HOW THE FIRST DAY OF MY BOOK LAUNCH SHOCKED ME
I came across a website where a parent had compiled a long list of links to other parent’s websites – sites that parents had put together to chronicle their child’s journey living with a rare disease. Connor’s journey with Syndrome X, Miranda’s blog of Living with Syndrome Y. Emmy, Addison, Taylor – the list went on and on. Dozens and dozens of links. Great! How convenient, I thought to myself– I will click on each of these and tell them about the book, ask them to share it with their friends and family- what a find!
And so I started clicking on the links. One by one. Link after link. Some were broken. I got error messages. Some hadn’t been updated in years– detailed entries about little Jacob’s journey – his doctor’s appointments, his parent’s hope for this treatment – and then that treatment – suddenly halted a few years ago –with nothing thereafter. That happens, I figured. Parents are busy people, and parents of kids with rare diseases are especially busy. It’s a lot of work to maintain a website. The kind of thing that can just fall to the wayside. But then I looked more closely. Sometimes, it was on the sidebar. Other times, it was on the bottom of the page. Or so subtly placed on the page that it was easy to miss. But there they were – on these pages that lingered like ghosts, years after the last entries were made – links to memorial pages. Redirects to tribute funds. Requests to donate on little Emma’s behalf. Celebrating Christopher’s life. Remembering Alexander. Those last entries, followed by silence, and then by those links. Entries sharing consultations with specialists, treatment regiments, debilitating pain and suffering – parents’ desperate attempts to save their child’s life – their hope and heartache as they watched their child struggle on a daily basis with a disease that was slowly killing them- followed by links to memorial pages and funds.
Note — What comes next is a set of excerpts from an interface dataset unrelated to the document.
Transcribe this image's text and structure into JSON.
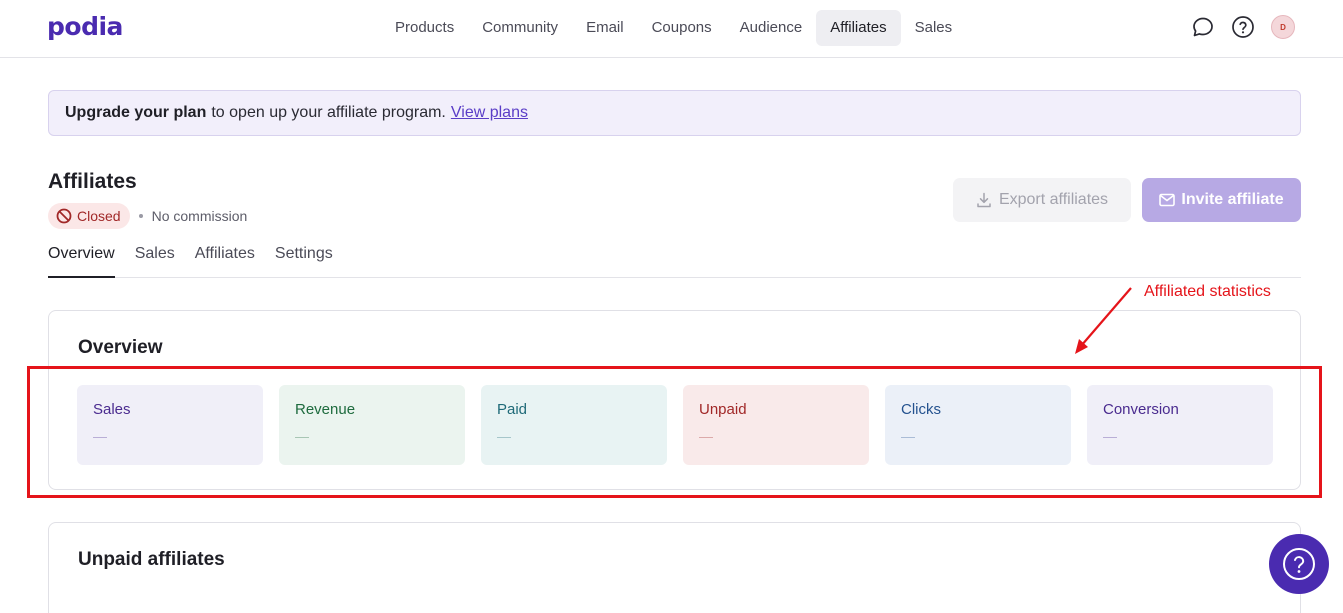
{
  "brand": {
    "logo": "podia",
    "color": "#4a2bb0"
  },
  "nav": {
    "items": [
      {
        "label": "Products"
      },
      {
        "label": "Community"
      },
      {
        "label": "Email"
      },
      {
        "label": "Coupons"
      },
      {
        "label": "Audience"
      },
      {
        "label": "Affiliates",
        "active": true
      },
      {
        "label": "Sales"
      }
    ],
    "icons": [
      "chat-icon",
      "help-icon"
    ],
    "avatar_initial": "D"
  },
  "banner": {
    "strong": "Upgrade your plan",
    "text": "to open up your affiliate program.",
    "link": "View plans"
  },
  "header": {
    "title": "Affiliates",
    "status": "Closed",
    "commission": "No commission",
    "export_label": "Export affiliates",
    "invite_label": "Invite affiliate"
  },
  "tabs": [
    {
      "label": "Overview",
      "active": true
    },
    {
      "label": "Sales"
    },
    {
      "label": "Affiliates"
    },
    {
      "label": "Settings"
    }
  ],
  "overview": {
    "title": "Overview",
    "stats": [
      {
        "label": "Sales",
        "value": "—",
        "bg": "#f0eff8",
        "color": "#4a2b8f"
      },
      {
        "label": "Revenue",
        "value": "—",
        "bg": "#ebf4ef",
        "color": "#1e6b3e"
      },
      {
        "label": "Paid",
        "value": "—",
        "bg": "#e8f3f3",
        "color": "#1f6a78"
      },
      {
        "label": "Unpaid",
        "value": "—",
        "bg": "#f9eaea",
        "color": "#a12828"
      },
      {
        "label": "Clicks",
        "value": "—",
        "bg": "#ebf0f8",
        "color": "#24528f"
      },
      {
        "label": "Conversion",
        "value": "—",
        "bg": "#f0eff8",
        "color": "#4a2b8f"
      }
    ]
  },
  "annotation": {
    "text": "Affiliated statistics",
    "color": "#e5141a"
  },
  "unpaid": {
    "title": "Unpaid affiliates"
  }
}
Just wow. So well written and thoughtful. I bought a book and hope you succeed in getting others attention. Those of us with the privilege of having healthy kids need to honour our good fortune with a contribution that helps the less fortunate families. It’s our duty as citizens to lift each other up. Help make rare even more rare. Then hug our own kids. Well done Ms Katz well done.
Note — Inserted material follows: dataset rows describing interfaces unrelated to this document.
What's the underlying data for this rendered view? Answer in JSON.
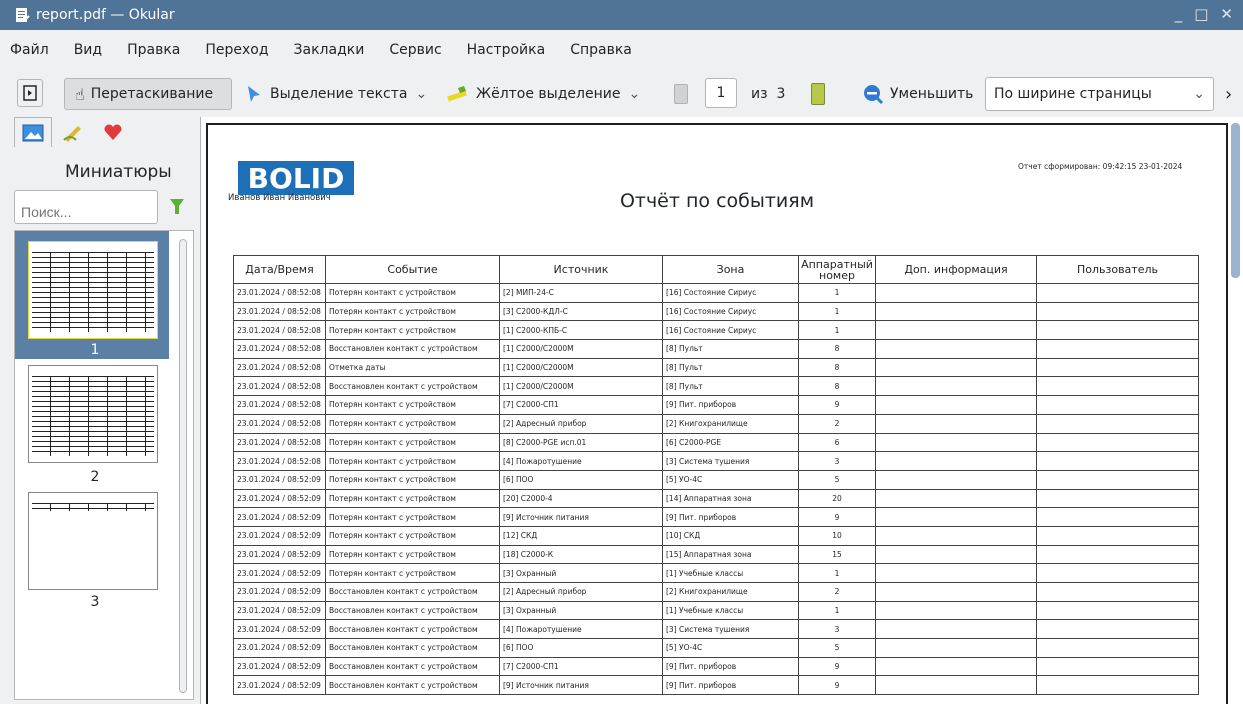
{
  "window": {
    "title": "report.pdf — Okular"
  },
  "menu": [
    "Файл",
    "Вид",
    "Правка",
    "Переход",
    "Закладки",
    "Сервис",
    "Настройка",
    "Справка"
  ],
  "toolbar": {
    "drag_label": "Перетаскивание",
    "select_text_label": "Выделение текста",
    "yellow_label": "Жёлтое выделение",
    "page_value": "1",
    "page_of": "из",
    "page_total": "3",
    "zoom_out_label": "Уменьшить",
    "zoom_mode": "По ширине страницы"
  },
  "sidebar": {
    "title": "Миниатюры",
    "search_placeholder": "Поиск...",
    "thumbs": [
      "1",
      "2",
      "3"
    ]
  },
  "report": {
    "logo": "BOLID",
    "author": "Иванов Иван Иванович",
    "title": "Отчёт по событиям",
    "generated": "Отчет сформирован:   09:42:15 23-01-2024",
    "columns": [
      "Дата/Время",
      "Событие",
      "Источник",
      "Зона",
      "Аппаратный номер",
      "Доп. информация",
      "Пользователь"
    ],
    "rows": [
      [
        "23.01.2024 / 08:52:08",
        "Потерян контакт с устройством",
        "[2] МИП-24-С",
        "[16] Состояние Сириус",
        "1",
        "",
        ""
      ],
      [
        "23.01.2024 / 08:52:08",
        "Потерян контакт с устройством",
        "[3] С2000-КДЛ-С",
        "[16] Состояние Сириус",
        "1",
        "",
        ""
      ],
      [
        "23.01.2024 / 08:52:08",
        "Потерян контакт с устройством",
        "[1] С2000-КПБ-С",
        "[16] Состояние Сириус",
        "1",
        "",
        ""
      ],
      [
        "23.01.2024 / 08:52:08",
        "Восстановлен контакт с устройством",
        "[1] С2000/С2000М",
        "[8] Пульт",
        "8",
        "",
        ""
      ],
      [
        "23.01.2024 / 08:52:08",
        "Отметка даты",
        "[1] С2000/С2000М",
        "[8] Пульт",
        "8",
        "",
        ""
      ],
      [
        "23.01.2024 / 08:52:08",
        "Восстановлен контакт с устройством",
        "[1] С2000/С2000М",
        "[8] Пульт",
        "8",
        "",
        ""
      ],
      [
        "23.01.2024 / 08:52:08",
        "Потерян контакт с устройством",
        "[7] С2000-СП1",
        "[9] Пит. приборов",
        "9",
        "",
        ""
      ],
      [
        "23.01.2024 / 08:52:08",
        "Потерян контакт с устройством",
        "[2] Адресный прибор",
        "[2] Книгохранилище",
        "2",
        "",
        ""
      ],
      [
        "23.01.2024 / 08:52:08",
        "Потерян контакт с устройством",
        "[8] C2000-PGE исп.01",
        "[6] C2000-PGE",
        "6",
        "",
        ""
      ],
      [
        "23.01.2024 / 08:52:08",
        "Потерян контакт с устройством",
        "[4] Пожаротушение",
        "[3] Система тушения",
        "3",
        "",
        ""
      ],
      [
        "23.01.2024 / 08:52:09",
        "Потерян контакт с устройством",
        "[6] ПОО",
        "[5] УО-4С",
        "5",
        "",
        ""
      ],
      [
        "23.01.2024 / 08:52:09",
        "Потерян контакт с устройством",
        "[20] С2000-4",
        "[14] Аппаратная зона",
        "20",
        "",
        ""
      ],
      [
        "23.01.2024 / 08:52:09",
        "Потерян контакт с устройством",
        "[9] Источник питания",
        "[9] Пит. приборов",
        "9",
        "",
        ""
      ],
      [
        "23.01.2024 / 08:52:09",
        "Потерян контакт с устройством",
        "[12] СКД",
        "[10] СКД",
        "10",
        "",
        ""
      ],
      [
        "23.01.2024 / 08:52:09",
        "Потерян контакт с устройством",
        "[18] С2000-К",
        "[15] Аппаратная зона",
        "15",
        "",
        ""
      ],
      [
        "23.01.2024 / 08:52:09",
        "Потерян контакт с устройством",
        "[3] Охранный",
        "[1] Учебные классы",
        "1",
        "",
        ""
      ],
      [
        "23.01.2024 / 08:52:09",
        "Восстановлен контакт с устройством",
        "[2] Адресный прибор",
        "[2] Книгохранилище",
        "2",
        "",
        ""
      ],
      [
        "23.01.2024 / 08:52:09",
        "Восстановлен контакт с устройством",
        "[3] Охранный",
        "[1] Учебные классы",
        "1",
        "",
        ""
      ],
      [
        "23.01.2024 / 08:52:09",
        "Восстановлен контакт с устройством",
        "[4] Пожаротушение",
        "[3] Система тушения",
        "3",
        "",
        ""
      ],
      [
        "23.01.2024 / 08:52:09",
        "Восстановлен контакт с устройством",
        "[6] ПОО",
        "[5] УО-4С",
        "5",
        "",
        ""
      ],
      [
        "23.01.2024 / 08:52:09",
        "Восстановлен контакт с устройством",
        "[7] С2000-СП1",
        "[9] Пит. приборов",
        "9",
        "",
        ""
      ],
      [
        "23.01.2024 / 08:52:09",
        "Восстановлен контакт с устройством",
        "[9] Источник питания",
        "[9] Пит. приборов",
        "9",
        "",
        ""
      ]
    ]
  }
}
Great work Deb! Thank you for bringing awareness. The book is beautiful!
Oh, this story really touched me. Unimaginable pain, the loss of a child.
The families have to find a way to carry on, to live out the rest of THEIR lives, with a big ,gaping hole in the fabric where their child used to live. My book order is going in today as well.
So touching Deb- thanks for sharing. Beautiful book- I just ordered 2 copies xo
Hi Deb. Great work. Your work will make a difference to so many people. Your story has already made such a difference by making us all aware about such an important cause.
You are one of a kind Deb. We all, beside purchasing this wonderful book, have to reach our friends and family to make this campaign succeed!
Kol Hakavod Debra,
Your blog is shocking yet a reality check to the truth.
We have a son born with Cerebral Palsy and another son who acquired injuries from successive concussions. This is not rare yet even these areas of health challenges do not have enough research money nor man power behind them. I myself recently was diagnosed with a rare Clear Cell Sarcoma. Rare and medium rare is everywhere!
Let’s get to work and raise the bar! Amen